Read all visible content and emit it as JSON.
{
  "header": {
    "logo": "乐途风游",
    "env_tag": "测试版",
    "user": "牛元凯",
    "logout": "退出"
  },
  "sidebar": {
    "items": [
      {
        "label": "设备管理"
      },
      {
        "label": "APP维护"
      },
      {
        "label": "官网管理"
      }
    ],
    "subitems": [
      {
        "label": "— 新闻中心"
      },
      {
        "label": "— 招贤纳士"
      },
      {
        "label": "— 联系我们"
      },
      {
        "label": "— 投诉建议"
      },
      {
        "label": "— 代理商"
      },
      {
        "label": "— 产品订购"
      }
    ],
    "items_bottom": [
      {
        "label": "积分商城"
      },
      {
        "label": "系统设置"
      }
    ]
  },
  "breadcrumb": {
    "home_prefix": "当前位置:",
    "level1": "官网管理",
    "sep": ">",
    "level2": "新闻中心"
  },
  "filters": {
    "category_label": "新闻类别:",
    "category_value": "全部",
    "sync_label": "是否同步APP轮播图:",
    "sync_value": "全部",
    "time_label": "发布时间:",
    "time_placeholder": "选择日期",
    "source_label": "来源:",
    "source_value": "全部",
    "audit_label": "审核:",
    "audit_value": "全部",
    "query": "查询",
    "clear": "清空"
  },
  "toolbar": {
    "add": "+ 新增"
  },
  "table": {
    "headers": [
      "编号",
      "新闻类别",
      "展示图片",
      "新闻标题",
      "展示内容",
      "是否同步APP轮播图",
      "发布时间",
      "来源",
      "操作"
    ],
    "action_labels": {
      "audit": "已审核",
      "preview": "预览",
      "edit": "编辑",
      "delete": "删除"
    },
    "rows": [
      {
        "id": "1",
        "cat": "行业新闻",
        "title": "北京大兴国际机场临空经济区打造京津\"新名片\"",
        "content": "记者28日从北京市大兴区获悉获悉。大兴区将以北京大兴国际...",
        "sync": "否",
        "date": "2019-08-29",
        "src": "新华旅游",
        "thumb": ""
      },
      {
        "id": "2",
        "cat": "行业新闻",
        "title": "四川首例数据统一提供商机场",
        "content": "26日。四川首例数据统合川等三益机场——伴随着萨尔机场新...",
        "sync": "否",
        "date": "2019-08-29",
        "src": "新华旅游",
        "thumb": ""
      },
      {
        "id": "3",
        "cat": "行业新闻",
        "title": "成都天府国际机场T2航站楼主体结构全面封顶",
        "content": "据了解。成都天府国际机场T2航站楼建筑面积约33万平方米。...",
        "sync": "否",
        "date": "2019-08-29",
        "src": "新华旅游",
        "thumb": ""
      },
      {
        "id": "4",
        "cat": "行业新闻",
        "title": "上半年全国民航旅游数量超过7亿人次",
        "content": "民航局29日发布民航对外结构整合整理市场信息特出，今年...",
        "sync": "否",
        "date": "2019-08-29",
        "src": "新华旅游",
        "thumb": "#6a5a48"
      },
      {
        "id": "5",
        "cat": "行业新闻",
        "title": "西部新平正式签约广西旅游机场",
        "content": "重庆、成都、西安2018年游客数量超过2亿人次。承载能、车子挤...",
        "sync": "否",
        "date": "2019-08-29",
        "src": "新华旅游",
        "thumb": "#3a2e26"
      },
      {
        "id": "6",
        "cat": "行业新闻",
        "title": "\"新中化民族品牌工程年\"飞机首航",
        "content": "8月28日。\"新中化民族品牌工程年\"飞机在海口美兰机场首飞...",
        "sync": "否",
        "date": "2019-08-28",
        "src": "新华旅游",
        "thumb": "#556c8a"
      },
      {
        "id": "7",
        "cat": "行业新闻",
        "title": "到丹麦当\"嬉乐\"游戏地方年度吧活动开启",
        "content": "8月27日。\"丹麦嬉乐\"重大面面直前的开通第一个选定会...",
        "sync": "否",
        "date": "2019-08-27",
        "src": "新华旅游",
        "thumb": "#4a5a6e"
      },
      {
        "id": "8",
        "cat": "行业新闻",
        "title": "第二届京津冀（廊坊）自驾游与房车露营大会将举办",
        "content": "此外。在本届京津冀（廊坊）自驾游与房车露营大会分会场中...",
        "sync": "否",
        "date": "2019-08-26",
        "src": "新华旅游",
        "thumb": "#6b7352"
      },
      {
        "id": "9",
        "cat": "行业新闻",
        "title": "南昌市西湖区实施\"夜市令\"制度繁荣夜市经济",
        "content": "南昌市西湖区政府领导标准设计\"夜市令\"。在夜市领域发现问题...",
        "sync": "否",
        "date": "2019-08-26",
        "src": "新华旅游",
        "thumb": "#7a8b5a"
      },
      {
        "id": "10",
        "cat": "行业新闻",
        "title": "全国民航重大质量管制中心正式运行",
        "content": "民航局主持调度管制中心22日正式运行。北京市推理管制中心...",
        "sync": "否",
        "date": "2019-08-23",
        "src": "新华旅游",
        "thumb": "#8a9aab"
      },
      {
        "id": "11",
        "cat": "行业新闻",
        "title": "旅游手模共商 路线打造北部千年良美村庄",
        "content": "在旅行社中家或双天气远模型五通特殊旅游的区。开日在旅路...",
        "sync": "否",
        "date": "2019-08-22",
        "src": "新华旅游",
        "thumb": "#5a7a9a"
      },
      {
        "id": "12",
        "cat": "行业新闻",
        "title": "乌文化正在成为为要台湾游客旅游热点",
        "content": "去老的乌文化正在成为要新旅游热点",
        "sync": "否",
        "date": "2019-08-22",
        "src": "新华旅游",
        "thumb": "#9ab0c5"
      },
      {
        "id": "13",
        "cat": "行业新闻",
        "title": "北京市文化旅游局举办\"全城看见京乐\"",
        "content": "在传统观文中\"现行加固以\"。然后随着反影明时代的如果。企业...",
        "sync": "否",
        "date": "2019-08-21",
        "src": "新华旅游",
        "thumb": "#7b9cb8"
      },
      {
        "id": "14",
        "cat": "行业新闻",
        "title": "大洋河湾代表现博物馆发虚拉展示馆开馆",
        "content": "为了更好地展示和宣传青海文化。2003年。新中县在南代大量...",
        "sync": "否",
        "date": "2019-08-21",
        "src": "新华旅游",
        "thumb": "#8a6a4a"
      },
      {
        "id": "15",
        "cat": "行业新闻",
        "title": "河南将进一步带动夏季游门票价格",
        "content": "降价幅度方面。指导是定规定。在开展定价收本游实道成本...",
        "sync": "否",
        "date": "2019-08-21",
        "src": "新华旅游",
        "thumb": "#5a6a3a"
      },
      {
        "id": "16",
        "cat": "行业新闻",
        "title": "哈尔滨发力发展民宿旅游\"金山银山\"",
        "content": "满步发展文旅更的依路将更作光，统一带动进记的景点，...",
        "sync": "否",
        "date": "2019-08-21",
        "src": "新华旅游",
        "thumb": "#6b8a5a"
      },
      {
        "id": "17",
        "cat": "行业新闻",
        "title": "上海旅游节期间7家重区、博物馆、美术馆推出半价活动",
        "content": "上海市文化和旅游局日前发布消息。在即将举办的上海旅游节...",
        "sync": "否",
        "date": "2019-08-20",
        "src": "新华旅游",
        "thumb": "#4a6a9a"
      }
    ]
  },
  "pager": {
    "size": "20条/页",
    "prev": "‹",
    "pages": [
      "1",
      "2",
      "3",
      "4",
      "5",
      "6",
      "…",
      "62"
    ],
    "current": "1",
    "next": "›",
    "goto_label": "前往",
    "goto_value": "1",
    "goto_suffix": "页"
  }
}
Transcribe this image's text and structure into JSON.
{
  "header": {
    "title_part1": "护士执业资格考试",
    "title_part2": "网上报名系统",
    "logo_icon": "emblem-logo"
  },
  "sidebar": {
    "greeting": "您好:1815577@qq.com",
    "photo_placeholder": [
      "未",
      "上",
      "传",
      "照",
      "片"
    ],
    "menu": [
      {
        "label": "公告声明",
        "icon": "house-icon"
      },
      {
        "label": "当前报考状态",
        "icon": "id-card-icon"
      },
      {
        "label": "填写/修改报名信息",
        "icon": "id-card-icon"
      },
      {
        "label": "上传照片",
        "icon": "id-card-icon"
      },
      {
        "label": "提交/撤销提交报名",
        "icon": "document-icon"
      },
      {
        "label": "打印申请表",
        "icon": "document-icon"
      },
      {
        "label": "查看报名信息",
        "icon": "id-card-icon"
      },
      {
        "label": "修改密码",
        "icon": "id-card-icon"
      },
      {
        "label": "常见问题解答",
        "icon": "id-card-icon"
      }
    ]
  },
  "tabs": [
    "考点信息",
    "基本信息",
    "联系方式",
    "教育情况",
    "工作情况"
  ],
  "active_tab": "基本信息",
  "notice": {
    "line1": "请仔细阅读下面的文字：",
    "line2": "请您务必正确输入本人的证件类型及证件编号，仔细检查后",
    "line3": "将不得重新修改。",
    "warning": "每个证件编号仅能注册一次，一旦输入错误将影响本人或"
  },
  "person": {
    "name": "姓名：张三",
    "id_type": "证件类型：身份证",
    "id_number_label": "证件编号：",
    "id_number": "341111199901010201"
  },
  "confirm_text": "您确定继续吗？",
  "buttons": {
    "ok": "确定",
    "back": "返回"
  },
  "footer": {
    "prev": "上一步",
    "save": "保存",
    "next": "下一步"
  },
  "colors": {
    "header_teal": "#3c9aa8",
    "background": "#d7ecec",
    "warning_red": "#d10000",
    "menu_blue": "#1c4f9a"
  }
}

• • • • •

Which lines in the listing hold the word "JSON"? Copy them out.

→ **TASK OUTPUT**:
Read all visible content and emit it as JSON.
Transcribe this image's text and structure into JSON.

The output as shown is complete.